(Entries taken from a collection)

========================

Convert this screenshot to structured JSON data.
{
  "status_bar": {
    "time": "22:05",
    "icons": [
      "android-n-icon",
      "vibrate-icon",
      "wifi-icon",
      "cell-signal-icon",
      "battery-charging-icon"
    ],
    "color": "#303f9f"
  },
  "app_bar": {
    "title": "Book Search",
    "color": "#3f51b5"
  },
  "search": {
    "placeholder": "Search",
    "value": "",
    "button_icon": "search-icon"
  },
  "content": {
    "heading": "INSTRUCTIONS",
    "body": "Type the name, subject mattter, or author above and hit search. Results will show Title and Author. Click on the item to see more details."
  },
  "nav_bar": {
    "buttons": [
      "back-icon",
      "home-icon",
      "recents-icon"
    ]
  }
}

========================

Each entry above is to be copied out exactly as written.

**Exercise result:**
Convert this screenshot to structured JSON data.
{
  "status_bar": {
    "time": "22:05",
    "icons": [
      "android-n-icon",
      "vibrate-icon",
      "wifi-icon",
      "cell-signal-icon",
      "battery-charging-icon"
    ],
    "color": "#303f9f"
  },
  "app_bar": {
    "title": "Book Search",
    "color": "#3f51b5"
  },
  "search": {
    "placeholder": "Search",
    "value": "",
    "button_icon": "search-icon"
  },
  "content": {
    "heading": "INSTRUCTIONS",
    "body": "Type the name, subject mattter, or author above and hit search. Results will show Title and Author. Click on the item to see more details."
  },
  "nav_bar": {
    "buttons": [
      "back-icon",
      "home-icon",
      "recents-icon"
    ]
  }
}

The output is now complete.